Given data:
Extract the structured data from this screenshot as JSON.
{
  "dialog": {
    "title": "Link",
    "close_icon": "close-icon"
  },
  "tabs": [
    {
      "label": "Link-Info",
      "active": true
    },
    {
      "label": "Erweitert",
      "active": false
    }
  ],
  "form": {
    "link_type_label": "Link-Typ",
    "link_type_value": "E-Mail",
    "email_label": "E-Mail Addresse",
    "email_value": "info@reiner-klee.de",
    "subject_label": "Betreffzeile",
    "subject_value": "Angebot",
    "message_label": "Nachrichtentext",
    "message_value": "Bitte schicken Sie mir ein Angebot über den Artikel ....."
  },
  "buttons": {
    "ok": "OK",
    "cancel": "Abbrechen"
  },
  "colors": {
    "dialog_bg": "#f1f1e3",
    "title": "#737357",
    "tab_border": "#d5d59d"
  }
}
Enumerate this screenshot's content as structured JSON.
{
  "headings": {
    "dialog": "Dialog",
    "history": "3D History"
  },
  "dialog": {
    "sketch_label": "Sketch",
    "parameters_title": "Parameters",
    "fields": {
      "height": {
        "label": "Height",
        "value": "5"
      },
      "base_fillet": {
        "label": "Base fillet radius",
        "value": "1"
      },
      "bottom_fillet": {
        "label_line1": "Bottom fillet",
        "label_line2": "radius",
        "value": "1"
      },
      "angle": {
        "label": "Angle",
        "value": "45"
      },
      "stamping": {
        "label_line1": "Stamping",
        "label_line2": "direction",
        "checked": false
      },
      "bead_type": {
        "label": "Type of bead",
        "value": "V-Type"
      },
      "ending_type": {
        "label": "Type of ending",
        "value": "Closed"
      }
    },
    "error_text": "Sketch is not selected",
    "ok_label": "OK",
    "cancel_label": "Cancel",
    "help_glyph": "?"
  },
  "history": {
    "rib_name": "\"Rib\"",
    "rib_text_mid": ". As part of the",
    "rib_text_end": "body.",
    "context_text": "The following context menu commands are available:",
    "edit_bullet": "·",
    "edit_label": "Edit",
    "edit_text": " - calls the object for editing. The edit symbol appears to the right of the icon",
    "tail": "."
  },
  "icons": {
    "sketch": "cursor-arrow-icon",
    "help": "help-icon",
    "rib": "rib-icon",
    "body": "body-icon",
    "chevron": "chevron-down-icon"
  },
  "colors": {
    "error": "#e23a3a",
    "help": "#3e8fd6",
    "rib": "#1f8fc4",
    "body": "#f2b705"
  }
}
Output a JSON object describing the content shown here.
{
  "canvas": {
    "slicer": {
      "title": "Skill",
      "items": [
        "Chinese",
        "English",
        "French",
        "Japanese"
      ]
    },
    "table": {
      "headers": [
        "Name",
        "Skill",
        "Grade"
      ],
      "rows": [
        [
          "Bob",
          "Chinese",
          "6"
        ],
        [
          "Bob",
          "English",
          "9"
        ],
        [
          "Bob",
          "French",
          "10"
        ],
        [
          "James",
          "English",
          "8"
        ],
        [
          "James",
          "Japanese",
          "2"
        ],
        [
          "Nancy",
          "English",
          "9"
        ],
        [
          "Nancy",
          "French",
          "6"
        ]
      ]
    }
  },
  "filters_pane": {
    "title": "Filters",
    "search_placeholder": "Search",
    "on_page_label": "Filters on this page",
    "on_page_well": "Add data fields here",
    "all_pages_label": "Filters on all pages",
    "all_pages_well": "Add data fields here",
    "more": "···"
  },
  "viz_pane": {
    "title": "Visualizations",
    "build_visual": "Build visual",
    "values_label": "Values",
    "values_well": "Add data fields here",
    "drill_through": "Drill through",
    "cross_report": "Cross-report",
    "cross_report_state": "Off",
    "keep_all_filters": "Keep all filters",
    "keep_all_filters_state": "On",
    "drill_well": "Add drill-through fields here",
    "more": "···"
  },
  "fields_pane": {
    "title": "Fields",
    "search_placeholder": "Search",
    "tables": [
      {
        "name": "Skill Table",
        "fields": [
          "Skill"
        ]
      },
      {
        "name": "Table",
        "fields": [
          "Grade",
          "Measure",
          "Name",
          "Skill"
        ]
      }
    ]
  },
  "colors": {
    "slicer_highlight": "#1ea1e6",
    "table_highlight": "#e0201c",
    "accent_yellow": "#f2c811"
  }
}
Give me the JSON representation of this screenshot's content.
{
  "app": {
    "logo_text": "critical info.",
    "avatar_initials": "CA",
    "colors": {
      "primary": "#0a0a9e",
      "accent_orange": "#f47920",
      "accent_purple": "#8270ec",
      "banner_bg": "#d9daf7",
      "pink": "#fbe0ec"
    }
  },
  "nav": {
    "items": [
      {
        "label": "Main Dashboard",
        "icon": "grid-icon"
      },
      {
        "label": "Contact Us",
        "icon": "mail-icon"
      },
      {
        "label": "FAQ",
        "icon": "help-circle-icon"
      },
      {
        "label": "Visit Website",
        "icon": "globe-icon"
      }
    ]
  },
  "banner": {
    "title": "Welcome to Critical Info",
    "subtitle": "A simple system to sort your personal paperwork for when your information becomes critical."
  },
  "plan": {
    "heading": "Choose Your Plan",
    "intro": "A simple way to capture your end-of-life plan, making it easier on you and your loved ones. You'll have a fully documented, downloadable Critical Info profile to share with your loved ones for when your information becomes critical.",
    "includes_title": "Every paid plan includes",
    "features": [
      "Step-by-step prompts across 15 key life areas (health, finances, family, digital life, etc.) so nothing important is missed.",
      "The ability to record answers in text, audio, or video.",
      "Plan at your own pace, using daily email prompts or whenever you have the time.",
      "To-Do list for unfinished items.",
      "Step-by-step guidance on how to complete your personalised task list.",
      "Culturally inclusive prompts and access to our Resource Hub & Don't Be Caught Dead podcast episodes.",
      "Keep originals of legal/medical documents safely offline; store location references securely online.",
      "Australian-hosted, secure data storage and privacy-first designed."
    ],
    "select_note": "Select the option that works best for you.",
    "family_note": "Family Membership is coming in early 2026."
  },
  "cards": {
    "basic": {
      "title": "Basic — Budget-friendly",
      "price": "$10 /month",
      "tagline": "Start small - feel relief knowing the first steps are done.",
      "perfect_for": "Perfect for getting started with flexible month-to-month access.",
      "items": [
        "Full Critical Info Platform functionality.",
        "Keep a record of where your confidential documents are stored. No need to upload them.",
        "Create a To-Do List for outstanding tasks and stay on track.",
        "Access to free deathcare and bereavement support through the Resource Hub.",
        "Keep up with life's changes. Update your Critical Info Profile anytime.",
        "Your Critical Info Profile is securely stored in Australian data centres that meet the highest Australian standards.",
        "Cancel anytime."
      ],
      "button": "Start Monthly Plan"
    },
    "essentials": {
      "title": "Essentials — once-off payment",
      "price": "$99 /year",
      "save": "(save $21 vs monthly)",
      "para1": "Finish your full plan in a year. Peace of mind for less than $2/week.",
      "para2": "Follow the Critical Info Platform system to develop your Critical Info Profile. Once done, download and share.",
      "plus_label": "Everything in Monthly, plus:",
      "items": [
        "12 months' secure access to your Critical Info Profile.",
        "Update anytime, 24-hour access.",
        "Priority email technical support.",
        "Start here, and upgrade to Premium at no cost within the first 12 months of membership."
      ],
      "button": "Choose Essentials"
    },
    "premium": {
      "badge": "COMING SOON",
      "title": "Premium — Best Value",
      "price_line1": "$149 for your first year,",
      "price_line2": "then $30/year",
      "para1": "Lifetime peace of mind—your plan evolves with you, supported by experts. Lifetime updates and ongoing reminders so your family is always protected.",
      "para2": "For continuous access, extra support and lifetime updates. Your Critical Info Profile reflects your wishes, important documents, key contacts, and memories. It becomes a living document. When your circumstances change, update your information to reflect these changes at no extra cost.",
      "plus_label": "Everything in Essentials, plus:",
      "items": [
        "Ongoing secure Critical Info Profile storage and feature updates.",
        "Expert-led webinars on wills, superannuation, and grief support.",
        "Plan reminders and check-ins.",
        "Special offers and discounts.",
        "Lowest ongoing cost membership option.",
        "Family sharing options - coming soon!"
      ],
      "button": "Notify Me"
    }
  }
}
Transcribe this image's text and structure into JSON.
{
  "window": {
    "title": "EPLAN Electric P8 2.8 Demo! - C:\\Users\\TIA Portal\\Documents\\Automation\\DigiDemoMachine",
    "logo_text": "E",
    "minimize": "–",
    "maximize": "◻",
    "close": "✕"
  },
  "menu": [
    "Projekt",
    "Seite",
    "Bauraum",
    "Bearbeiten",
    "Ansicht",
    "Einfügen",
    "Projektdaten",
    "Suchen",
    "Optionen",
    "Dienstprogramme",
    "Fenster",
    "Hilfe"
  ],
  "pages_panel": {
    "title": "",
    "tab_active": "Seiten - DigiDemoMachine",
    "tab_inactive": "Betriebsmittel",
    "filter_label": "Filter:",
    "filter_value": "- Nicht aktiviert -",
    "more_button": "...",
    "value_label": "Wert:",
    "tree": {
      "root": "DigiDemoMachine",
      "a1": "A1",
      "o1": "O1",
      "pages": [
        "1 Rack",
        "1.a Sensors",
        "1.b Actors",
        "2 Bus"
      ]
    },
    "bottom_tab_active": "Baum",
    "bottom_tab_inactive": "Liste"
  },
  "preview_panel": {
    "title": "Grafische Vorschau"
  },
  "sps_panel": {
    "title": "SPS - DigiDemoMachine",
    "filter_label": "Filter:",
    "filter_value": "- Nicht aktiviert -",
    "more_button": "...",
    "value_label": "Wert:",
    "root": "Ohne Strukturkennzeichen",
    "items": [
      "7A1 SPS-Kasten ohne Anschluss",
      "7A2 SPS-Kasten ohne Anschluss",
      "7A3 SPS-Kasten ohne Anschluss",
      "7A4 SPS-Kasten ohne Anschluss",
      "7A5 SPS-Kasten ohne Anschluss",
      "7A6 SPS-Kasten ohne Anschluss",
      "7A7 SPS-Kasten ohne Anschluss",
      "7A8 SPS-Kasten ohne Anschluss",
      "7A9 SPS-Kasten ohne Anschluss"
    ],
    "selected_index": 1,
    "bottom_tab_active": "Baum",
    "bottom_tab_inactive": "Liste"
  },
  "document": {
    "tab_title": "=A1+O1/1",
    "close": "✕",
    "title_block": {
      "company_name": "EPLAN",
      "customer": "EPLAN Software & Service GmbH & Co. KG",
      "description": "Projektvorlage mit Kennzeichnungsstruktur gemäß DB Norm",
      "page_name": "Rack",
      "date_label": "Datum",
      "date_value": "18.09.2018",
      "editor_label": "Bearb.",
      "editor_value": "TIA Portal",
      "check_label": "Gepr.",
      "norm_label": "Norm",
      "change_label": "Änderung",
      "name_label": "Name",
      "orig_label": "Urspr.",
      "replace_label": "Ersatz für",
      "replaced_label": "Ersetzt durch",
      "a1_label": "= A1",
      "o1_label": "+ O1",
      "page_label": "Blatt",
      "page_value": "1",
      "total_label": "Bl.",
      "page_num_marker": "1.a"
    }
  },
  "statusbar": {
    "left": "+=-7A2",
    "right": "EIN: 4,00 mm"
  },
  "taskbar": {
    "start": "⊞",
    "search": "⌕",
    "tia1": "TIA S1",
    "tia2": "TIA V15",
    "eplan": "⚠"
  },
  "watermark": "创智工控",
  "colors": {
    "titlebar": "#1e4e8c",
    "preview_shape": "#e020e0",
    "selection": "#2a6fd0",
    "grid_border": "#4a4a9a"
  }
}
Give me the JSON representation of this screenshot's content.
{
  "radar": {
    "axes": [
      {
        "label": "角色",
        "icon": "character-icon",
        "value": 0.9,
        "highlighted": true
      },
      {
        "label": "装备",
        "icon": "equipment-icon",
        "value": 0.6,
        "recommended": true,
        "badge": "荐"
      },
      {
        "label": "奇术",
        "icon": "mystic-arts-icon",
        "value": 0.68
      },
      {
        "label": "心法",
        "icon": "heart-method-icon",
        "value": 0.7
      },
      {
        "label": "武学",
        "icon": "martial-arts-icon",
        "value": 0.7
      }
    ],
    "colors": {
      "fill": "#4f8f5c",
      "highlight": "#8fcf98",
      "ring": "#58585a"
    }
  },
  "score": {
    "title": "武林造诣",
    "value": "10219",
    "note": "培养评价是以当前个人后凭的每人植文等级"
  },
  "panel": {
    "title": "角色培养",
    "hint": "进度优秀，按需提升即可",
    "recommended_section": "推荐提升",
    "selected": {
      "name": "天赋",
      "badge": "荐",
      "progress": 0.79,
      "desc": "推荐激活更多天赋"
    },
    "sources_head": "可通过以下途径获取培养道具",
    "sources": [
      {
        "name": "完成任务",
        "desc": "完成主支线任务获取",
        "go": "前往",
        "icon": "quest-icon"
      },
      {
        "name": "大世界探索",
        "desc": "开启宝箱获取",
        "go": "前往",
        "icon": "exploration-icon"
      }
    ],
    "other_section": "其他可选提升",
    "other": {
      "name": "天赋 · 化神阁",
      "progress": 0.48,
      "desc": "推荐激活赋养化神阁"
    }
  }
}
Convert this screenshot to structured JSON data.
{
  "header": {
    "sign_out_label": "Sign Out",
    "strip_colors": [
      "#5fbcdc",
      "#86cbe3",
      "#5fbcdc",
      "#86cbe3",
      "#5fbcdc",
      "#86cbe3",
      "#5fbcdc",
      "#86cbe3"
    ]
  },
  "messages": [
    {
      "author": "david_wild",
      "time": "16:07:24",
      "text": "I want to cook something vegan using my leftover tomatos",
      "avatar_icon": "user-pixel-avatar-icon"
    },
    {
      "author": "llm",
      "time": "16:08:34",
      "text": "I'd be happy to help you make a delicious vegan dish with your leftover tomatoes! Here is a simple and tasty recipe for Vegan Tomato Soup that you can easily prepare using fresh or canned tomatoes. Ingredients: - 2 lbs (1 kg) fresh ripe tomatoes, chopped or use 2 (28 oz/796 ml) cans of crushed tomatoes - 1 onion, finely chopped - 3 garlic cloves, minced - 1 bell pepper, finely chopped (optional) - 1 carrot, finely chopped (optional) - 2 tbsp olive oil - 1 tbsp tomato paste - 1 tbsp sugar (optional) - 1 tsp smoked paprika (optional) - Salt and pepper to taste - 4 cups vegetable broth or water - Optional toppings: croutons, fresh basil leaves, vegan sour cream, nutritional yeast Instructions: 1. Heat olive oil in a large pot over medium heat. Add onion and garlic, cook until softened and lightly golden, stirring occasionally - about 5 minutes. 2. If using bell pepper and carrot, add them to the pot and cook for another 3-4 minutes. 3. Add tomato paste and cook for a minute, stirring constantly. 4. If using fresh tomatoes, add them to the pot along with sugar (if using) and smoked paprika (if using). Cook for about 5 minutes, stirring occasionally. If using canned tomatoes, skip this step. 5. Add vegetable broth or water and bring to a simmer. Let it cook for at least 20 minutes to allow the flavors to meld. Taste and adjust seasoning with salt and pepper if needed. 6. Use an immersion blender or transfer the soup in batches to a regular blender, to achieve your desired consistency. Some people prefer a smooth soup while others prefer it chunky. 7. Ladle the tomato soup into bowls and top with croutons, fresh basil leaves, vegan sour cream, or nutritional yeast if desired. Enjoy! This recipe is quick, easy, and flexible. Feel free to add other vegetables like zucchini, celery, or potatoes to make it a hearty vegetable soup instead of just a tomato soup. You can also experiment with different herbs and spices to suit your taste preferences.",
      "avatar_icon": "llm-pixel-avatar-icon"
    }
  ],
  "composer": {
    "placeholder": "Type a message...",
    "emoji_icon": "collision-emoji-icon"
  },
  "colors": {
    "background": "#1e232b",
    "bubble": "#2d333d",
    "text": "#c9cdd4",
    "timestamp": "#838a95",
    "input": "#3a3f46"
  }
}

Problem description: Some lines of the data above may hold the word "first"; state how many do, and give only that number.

Task result: 4